Nutritious food, clean water and basic healthcare for all may be obvious high-priority targets for the international community, but we should not ignore energy. Reliable and affordable energy is as vital for today’s developing and emerging economies as it was before the Industrial Revolution. Driven mostly by its five-fold increase in coal use, China’s economy has grown 18-fold over the past thirty years, while lifting 680 million people out of poverty.
The energy ladder is a way of visualising stages of development. This starts with what we call traditional biofuels – firewood, dung and crop waste. Almost three billion people use these for cooking and heating indoors, which is so polluting that the World Health Organisation (WHO) estimates they kill one of every 13 people that die on the planet.
The next step on the ladder is ‘transition fuels’ such as kerosene, charcoal and liquified petroleum gas, while the top of the ladder is electricity, which thankfully makes no pollution inside your home. Because electricity is often powered by fossil fuels, it does contribute to the problem of global warming.
Hence, an alluring option could be to move to clean energy, like wind, solar and hydro. Some suggest that developing countries should skip the fossil step and move right to clean energy. However, rich countries are already finding the move away from coal and oil to be difficult, and there are no easy answers for developing economies.
Today’s crucial question is: what should the world prioritise?
Fifteen years ago, the world agreed the Millennium Development Goals (MDGs), ambitious targets to tackle poverty, hunger, health and education. These goals have directed lots of international aid and mostly led to improvement, although much remains to be done.
Now, the United Nations is considering the next set of targets for 2015-2030. Some argue that we should continue with the few, sharp targets from the MDGs, since we are still not done. Others point out that other issues, like environment and social justice, also need attention.
The Copenhagen Consensus Centre, which I preside over, is helping to bring better information to this discussion. We have asked some of the world’s top economists to make analyses within all major challenge areas, estimating the economic, social and environmental costs and benefits of different targets.
So, should the almost-three billion people cooking with toxic open fires take higher priority than the broader, long term objective of cutting back on fossil fuel use?
It turns out there are smart ways to help on both accounts, say economists Isabel Galiana and Amy Sopinka.
Burning firewood and dung on open indoor fires is inefficient and causes horrendous air pollution. More than four million people each year die from respiratory illness because of smoke from indoor open fires. In Ethiopia alone, the WHO estimates 45,700 people die each year.
Most of these are women and young children, who are also the ones spending their time fetching firewood, often from quite far away. Providing cleaner cooking facilities – efficient stoves which run on liquefied gas – would improve health, increase productivity, allow women to spend time earning money and children to go to school.

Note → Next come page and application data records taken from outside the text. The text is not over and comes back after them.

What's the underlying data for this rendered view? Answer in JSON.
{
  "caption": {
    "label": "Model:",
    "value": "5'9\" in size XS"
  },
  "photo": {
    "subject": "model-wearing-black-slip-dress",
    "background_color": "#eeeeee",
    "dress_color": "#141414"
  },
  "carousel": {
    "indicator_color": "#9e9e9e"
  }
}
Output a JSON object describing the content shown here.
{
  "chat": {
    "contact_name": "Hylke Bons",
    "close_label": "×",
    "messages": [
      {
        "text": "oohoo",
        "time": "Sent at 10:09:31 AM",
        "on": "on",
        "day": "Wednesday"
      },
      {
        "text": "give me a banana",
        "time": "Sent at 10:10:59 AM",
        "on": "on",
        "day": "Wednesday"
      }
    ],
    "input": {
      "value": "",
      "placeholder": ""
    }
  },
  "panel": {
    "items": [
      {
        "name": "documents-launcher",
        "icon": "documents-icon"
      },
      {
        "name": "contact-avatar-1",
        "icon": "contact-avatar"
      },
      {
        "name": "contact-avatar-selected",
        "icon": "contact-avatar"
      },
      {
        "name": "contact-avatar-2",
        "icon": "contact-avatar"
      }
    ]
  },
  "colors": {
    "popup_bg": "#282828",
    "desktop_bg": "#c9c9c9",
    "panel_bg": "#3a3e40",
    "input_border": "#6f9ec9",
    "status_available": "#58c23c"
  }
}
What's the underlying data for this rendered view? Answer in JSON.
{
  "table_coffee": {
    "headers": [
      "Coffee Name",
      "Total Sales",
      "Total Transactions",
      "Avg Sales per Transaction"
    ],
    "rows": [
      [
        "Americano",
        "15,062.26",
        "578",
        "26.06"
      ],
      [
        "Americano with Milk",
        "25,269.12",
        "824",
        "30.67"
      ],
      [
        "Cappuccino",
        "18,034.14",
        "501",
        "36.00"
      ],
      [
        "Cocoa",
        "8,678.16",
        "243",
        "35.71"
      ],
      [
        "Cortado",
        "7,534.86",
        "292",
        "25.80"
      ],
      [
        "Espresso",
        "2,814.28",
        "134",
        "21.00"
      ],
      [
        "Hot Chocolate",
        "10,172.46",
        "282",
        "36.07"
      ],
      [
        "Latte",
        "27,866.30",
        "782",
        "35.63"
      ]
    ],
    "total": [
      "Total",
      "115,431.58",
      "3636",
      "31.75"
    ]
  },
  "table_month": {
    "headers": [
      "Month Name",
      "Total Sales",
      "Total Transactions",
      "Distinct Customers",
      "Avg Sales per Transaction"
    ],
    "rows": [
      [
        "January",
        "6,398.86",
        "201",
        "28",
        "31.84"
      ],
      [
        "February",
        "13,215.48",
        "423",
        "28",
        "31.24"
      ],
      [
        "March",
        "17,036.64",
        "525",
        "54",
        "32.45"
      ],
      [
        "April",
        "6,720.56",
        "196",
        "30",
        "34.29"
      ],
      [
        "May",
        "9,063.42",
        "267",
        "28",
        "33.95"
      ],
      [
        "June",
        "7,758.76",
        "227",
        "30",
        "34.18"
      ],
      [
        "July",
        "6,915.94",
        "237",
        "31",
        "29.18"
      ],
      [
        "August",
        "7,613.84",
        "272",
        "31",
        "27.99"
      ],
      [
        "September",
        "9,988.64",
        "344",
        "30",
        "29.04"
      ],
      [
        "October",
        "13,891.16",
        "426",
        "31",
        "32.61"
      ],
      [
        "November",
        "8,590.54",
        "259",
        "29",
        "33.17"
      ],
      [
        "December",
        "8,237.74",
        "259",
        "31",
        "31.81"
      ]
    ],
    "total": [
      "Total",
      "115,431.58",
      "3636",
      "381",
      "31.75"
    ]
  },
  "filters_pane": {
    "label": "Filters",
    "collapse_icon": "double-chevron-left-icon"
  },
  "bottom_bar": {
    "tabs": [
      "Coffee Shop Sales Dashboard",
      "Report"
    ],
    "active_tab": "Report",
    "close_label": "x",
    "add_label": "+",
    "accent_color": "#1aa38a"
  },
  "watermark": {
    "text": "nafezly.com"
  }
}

The economic benefits of getting everyone off dung and wood are as high as the human welfare ones: more than 500 billion dollars each year. Costs would be much lower, about 60 billion dollars annually, including grants and subsidies to purchase stoves. Every dollar spent would buy almost nine dollars of benefits, which is a very good way to help.
However, the economists also provide a more realistic target, which turns out to be even more efficient. Since it is awfully hard to get to 100pc, they suggest providing modern cooking fuels to 30pc.
This will still help 780 million people, but at the much lower cost of 11 billion dollars annually. For every dollar spent, we would do more than 14 dollars worth of good.
While clean cooking is important, electricity can bring different benefits. Lighting means that students can study after dark, clinics can refrigerate vaccines, and water can be pumped from wells so that women do not have to walk miles to fetch it. About 68pc of sub-Saharan Africa still miss access to electricity, according to 2012 data by the International Energy Agency (IEA). Some 77pc of Ethiopia, or 70 million people, still lack access to electricity.
The value of getting electricity to everyone is about 380 billion dollars annually. The cost is more difficult to work out. To provide electricity to everyone would need the equivalent of 250 more power stations but many rural areas might best be served by solar panels and batteries.
This is not an ideal solution but would still be enough to make an enormous improvement to people’s lives. The overall cost is probably around 75 billion dollars per year, which still does five dollars of benefits for each dollar spent.
If we want to tackle global warming, on the other hand, there are some targets we should be weary of. One prominent target suggests doubling the world’s share of renewables, particularly solar and wind, but this turns out to be a rather ineffective use of resources. The extra costs of coping with the intermittent and unpredictable output of renewables make them expensive and the cost likely to be higher than the benefits.
However, the world spends 544 billion dollars in fossil fuel subsidies, almost exclusively in third world countries. This drains public budgets from being able to provide health and education, while encouraging higher CO₂ emissions.
Moreover, gasoline subsidies mostly help rich people, because they are the only ones to afford a car. To phase out fossil fuel subsidies would be a phenomenal target, because it would cut CO₂ while saving money for other and better public uses. The economists estimate that every dollar in costs would do more than 15 dollars of climate and public good.
With such high-return targets, the economic evidence shows that – if carefully chosen – energy targets should definitely be part of the promises for the next 15 years.